◆ Source information ◆
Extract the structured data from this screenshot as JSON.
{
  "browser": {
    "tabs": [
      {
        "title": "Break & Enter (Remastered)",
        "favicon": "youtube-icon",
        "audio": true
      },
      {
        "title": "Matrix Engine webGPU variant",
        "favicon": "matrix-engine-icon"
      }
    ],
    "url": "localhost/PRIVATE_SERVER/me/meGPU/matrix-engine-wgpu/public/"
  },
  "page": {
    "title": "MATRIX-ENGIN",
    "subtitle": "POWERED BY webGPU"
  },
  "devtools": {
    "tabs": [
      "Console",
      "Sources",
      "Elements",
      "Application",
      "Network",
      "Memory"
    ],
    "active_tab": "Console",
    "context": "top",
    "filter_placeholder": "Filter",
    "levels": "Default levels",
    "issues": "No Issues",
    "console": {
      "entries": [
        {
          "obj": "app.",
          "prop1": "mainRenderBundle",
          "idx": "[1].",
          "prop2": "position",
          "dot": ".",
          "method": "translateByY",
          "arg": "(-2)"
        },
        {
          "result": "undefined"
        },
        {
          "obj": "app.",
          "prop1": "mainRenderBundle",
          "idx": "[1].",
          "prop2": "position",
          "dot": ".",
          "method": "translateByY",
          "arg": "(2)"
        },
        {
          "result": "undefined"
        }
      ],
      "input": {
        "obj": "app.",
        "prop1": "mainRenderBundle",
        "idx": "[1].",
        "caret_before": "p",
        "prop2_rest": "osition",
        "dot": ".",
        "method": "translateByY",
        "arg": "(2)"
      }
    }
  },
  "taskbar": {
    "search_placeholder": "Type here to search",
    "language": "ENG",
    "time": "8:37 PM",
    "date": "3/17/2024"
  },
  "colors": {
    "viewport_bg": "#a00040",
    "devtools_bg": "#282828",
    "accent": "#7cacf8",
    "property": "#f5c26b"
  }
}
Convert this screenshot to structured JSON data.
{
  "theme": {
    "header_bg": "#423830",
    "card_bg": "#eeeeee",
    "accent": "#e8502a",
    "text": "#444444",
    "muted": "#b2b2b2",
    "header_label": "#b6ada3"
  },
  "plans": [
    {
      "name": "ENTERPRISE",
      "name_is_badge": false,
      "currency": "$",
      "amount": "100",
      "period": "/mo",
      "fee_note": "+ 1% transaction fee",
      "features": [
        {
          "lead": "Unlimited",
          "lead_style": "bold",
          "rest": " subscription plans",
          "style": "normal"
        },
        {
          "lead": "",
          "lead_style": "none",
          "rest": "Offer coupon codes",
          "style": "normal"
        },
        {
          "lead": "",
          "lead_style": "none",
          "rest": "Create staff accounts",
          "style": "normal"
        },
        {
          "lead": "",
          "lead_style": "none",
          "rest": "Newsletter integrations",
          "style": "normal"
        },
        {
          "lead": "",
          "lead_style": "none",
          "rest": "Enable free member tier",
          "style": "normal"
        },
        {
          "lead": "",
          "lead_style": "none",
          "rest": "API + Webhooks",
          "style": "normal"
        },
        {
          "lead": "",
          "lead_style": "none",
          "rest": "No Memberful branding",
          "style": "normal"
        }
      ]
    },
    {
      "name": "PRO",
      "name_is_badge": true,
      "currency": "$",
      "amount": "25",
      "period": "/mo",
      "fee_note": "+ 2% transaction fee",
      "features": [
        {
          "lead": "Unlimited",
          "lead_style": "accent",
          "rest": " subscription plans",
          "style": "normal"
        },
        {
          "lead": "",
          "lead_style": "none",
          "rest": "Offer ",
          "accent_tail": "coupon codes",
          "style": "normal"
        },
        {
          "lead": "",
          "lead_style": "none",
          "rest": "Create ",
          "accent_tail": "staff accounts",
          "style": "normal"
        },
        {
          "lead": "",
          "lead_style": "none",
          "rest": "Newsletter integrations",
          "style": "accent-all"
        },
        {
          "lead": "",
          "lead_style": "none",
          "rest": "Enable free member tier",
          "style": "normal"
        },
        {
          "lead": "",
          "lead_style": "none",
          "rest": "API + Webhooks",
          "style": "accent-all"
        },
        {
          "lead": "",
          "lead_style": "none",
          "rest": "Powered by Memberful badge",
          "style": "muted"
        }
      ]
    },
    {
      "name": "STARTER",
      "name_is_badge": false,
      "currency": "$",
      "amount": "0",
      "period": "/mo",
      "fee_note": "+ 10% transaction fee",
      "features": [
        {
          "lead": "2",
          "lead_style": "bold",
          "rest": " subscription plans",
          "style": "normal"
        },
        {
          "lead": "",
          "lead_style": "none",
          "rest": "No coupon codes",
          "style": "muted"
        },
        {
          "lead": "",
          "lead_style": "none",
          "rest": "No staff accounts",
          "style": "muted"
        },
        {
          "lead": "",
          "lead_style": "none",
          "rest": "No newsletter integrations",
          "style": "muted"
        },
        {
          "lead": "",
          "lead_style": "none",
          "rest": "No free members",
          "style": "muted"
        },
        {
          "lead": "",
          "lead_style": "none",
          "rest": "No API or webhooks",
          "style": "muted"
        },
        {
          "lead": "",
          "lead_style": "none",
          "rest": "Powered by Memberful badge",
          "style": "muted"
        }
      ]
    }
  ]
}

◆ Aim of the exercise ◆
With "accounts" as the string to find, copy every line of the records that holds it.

◆ Completed exercise ◆
          "rest": "Create staff accounts",
          "accent_tail": "staff accounts",
          "rest": "No staff accounts",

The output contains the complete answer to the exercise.